Posts Tagged ‘deployment’
virtualenv is a tool for simplifying dependency management in Python applications. As the name suggests, virtualenv creates a virtual environment which makes it easy to install Python packages without needing root privileges to do so.
To use the packages installed in a virtual environment you run the activate script in the bin directory of the virtual environment. This is fine when you’re working on the command line, but you don’t want to have to remember this step when running the debug server, and it’s hard to get that to work when the site is deployed under mod_wsgi.
To make things easier you can add the appropriate directory from the virtual environment to Python’s path as part of manage.py, or the appropriate fcgi or wsgi control script.
import os import sys import site root_dir = os.path.abspath(os.path.join(os.path.dirname(__file__), '..')) site.addsitedir(os.path.join(root_dir, 've/lib/python%i.%i/site-packages' % (sys.version_info, sys.version_info)))
Just add the code above to the top of your manage.py file and the ve virtual environment will always be activated when you run the script.
In a previous post I discussed what you want from an automatic deployment system. In this post I’ll discuss how use to solve the repeatability and scalability requirements that I set out.
Fabric is a tool which lets you write scripts to automate repetitive tasks. So far, so bash like. What sets Fabric apart is the tools it gives you to run commands on remote servers. Fabric allows you to run the same commands on multiple machines, and to move files between the hosts easily.

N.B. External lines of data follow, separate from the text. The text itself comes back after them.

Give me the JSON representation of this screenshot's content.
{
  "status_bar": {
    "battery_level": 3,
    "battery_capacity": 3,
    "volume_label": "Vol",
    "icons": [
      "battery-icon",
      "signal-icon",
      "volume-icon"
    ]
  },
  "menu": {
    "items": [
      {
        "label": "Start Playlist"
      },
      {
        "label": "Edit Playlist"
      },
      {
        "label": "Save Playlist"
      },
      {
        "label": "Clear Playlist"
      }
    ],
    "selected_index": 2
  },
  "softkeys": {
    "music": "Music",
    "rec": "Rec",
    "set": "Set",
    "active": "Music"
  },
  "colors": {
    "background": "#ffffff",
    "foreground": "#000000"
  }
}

To get started with Fabric you’ll need to install it, but a simple sudo easy_install fabric should be enough to get you up and running. The Fabric website has excellent documentation, including a tutorial, but before I discuss how to integrate Fabric with your Django deployment process, lets go over the basics.
A Fabric control file is a Python file named fabfile.py. In it, you define a series functions, one for each command that you want to run on the remote servers.
from fabric.context_managers import cd from fabric.operations import sudo env.hosts = ['host1', 'host2'] def update(): with cd('/data/site'): sudo('svn up') sudo('/etc/init.d/apache2 graceful')
We’ve defined the function update which can be run by typing fab update in the same directory as fabfile.py. When run, Fabric will connect in turn to host1 and host2 and run svn up in /data/site and then restart Apache.
Typically I define two functions. An update command, like that above is used to update the site where is has previously been deployed. A deploy command is used to checkout the site onto a new machine. Fabric lets you override the host list on the command line using the -H option. To deploy one of my sites on a new box I just have to type fab -H new-machine deploy and the box is set up for me.
Fabric helps you fulfil a few of the requirements for a perfect deployment system. It is scaleable, as to extend your system to a new machine you only need to add the hostname to the env.hosts list. It is also repeatable, providing you put every command you need to run to update your site into your fabfile.
With an automated deployment system in place we can now move on to looking a dependency, settings and database change management, but those are subjects for a future post.
Recently I have been giving a lot of thought to how best to deploy websites, specifically Django powered sites. In future posts I’ll describe how I use some of tools available to deploy websites, but in this post I want to set out the goals of any system that you use to deploy a website.
What do mean when we say deployment? Clearly it involves getting your code onto a production server but the process also needs to look after any dependencies of your code. Updates also sometimes require database changes and these need to be managed and deployed with the appropriate code changes. If your website is more than just a hobby then it will also usually involve some sort of high availably set up.
The first requirement is repeatability. You might be able to follow a list of ten commands without making a mistake normally, when your site is broken and you need to get a fix deployment as soon as possible following that list will suddenly become a whole lot harder. For this reason, and to avoid the temptation to cut corners when deploying a change automation of as much as possible is key.
The second requirement is scalability. As your website grows you deployment process needs to be able grow with it. As you add a new server to your cluster you don’t want to have to spend a long time updating your deployment process, nor do you want the extra server to create extra work for you to do on every deployment.
Another requirement is speed. I’m usually very skeptical of anything that claims ‘written for speed’ as a key benefit. Unless you know something is slow, it’s usually better to make something easier to maintain than quick. An automatic process will inevitably be quicker than a manual one and whether or not your deployment process results in down time for your site the upgrade process is inevitably a risk and ideally that risk window will be kept to a minimum.
Database migrations are a tricky thing to get right. A deployment system must allow developers to track changes that they make to the database, and to make it easy to ensure these changes are applied at the right moment.
In future posts I will talk about how tools such as fabric, virtualenv, pip and south can be used to meet these requirements and ensure you never have a failed deployment again.